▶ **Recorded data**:
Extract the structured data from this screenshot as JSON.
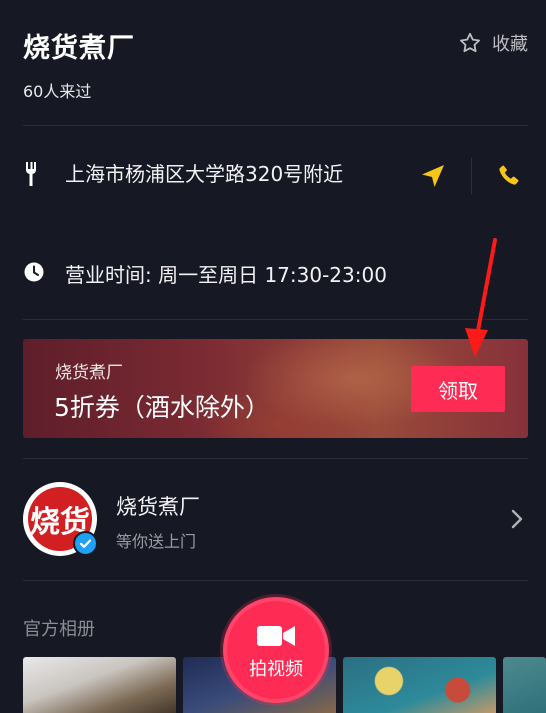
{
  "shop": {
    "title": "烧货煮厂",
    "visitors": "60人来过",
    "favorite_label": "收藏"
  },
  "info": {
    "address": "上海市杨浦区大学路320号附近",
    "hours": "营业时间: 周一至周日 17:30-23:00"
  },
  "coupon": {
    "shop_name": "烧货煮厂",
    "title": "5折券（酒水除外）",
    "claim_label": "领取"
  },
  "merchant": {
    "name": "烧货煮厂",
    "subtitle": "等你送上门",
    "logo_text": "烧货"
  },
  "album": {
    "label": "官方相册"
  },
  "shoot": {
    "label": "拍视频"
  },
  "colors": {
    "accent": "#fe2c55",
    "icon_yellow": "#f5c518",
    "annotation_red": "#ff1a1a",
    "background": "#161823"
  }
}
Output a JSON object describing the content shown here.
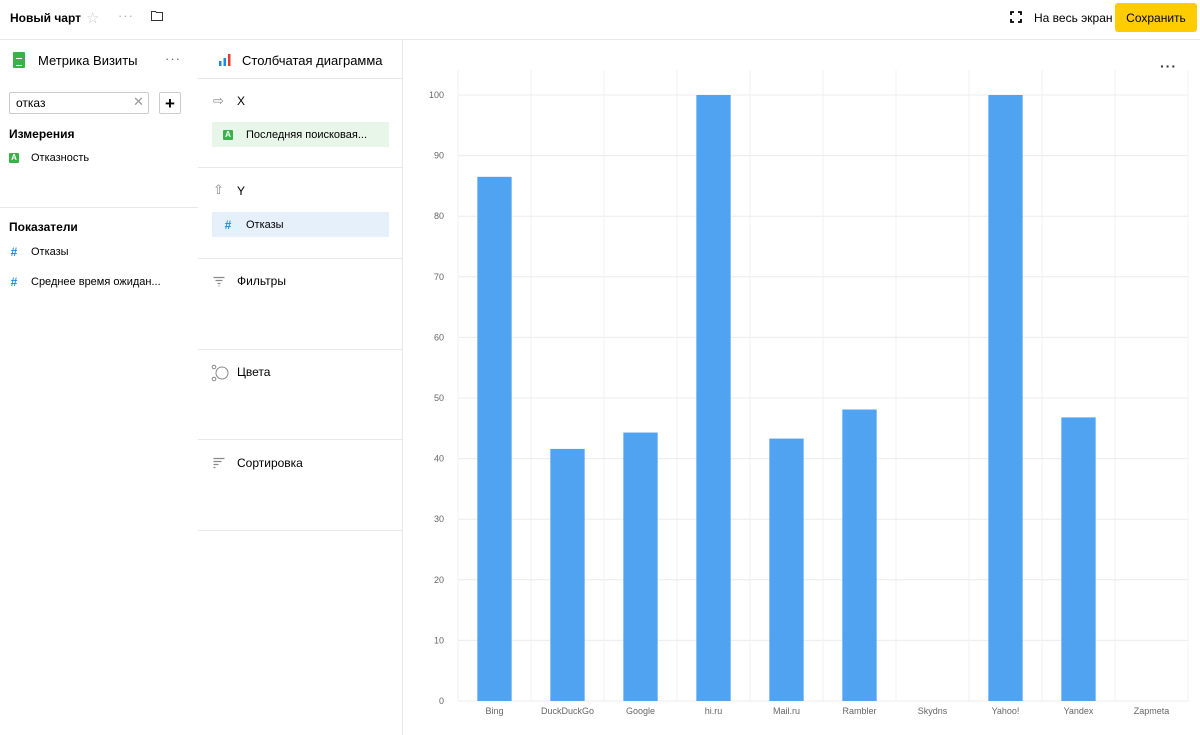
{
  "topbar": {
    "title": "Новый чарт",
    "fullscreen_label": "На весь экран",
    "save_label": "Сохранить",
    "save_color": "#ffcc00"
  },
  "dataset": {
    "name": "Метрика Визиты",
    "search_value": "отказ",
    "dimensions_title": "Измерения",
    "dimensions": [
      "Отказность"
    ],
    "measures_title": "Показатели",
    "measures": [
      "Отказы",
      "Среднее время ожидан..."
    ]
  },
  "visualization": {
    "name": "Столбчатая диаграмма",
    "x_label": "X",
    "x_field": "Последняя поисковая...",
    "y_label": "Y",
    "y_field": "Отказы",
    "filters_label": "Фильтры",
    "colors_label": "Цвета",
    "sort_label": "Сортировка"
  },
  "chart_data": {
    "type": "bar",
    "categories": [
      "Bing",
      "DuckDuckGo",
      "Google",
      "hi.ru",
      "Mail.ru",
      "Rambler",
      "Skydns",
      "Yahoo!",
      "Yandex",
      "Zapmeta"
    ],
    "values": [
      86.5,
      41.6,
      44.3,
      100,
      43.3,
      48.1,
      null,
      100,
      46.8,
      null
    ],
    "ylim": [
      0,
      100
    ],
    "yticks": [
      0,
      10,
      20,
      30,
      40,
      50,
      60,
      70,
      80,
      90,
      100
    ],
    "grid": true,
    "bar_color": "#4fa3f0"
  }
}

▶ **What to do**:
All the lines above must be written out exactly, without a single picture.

▶ **Written answer**:
Extract the structured data from this screenshot as JSON.
{
  "shop": {
    "title": "烧货煮厂",
    "visitors": "60人来过",
    "favorite_label": "收藏"
  },
  "info": {
    "address": "上海市杨浦区大学路320号附近",
    "hours": "营业时间: 周一至周日 17:30-23:00"
  },
  "coupon": {
    "shop_name": "烧货煮厂",
    "title": "5折券（酒水除外）",
    "claim_label": "领取"
  },
  "merchant": {
    "name": "烧货煮厂",
    "subtitle": "等你送上门",
    "logo_text": "烧货"
  },
  "album": {
    "label": "官方相册"
  },
  "shoot": {
    "label": "拍视频"
  },
  "colors": {
    "accent": "#fe2c55",
    "icon_yellow": "#f5c518",
    "annotation_red": "#ff1a1a",
    "background": "#161823"
  }
}
Output a JSON object describing the content shown here.
{
  "topbar": {
    "title": "Новый чарт",
    "fullscreen_label": "На весь экран",
    "save_label": "Сохранить",
    "save_color": "#ffcc00"
  },
  "dataset": {
    "name": "Метрика Визиты",
    "search_value": "отказ",
    "dimensions_title": "Измерения",
    "dimensions": [
      "Отказность"
    ],
    "measures_title": "Показатели",
    "measures": [
      "Отказы",
      "Среднее время ожидан..."
    ]
  },
  "visualization": {
    "name": "Столбчатая диаграмма",
    "x_label": "X",
    "x_field": "Последняя поисковая...",
    "y_label": "Y",
    "y_field": "Отказы",
    "filters_label": "Фильтры",
    "colors_label": "Цвета",
    "sort_label": "Сортировка"
  },
  "chart_data": {
    "type": "bar",
    "categories": [
      "Bing",
      "DuckDuckGo",
      "Google",
      "hi.ru",
      "Mail.ru",
      "Rambler",
      "Skydns",
      "Yahoo!",
      "Yandex",
      "Zapmeta"
    ],
    "values": [
      86.5,
      41.6,
      44.3,
      100,
      43.3,
      48.1,
      null,
      100,
      46.8,
      null
    ],
    "ylim": [
      0,
      100
    ],
    "yticks": [
      0,
      10,
      20,
      30,
      40,
      50,
      60,
      70,
      80,
      90,
      100
    ],
    "grid": true,
    "bar_color": "#4fa3f0"
  }
}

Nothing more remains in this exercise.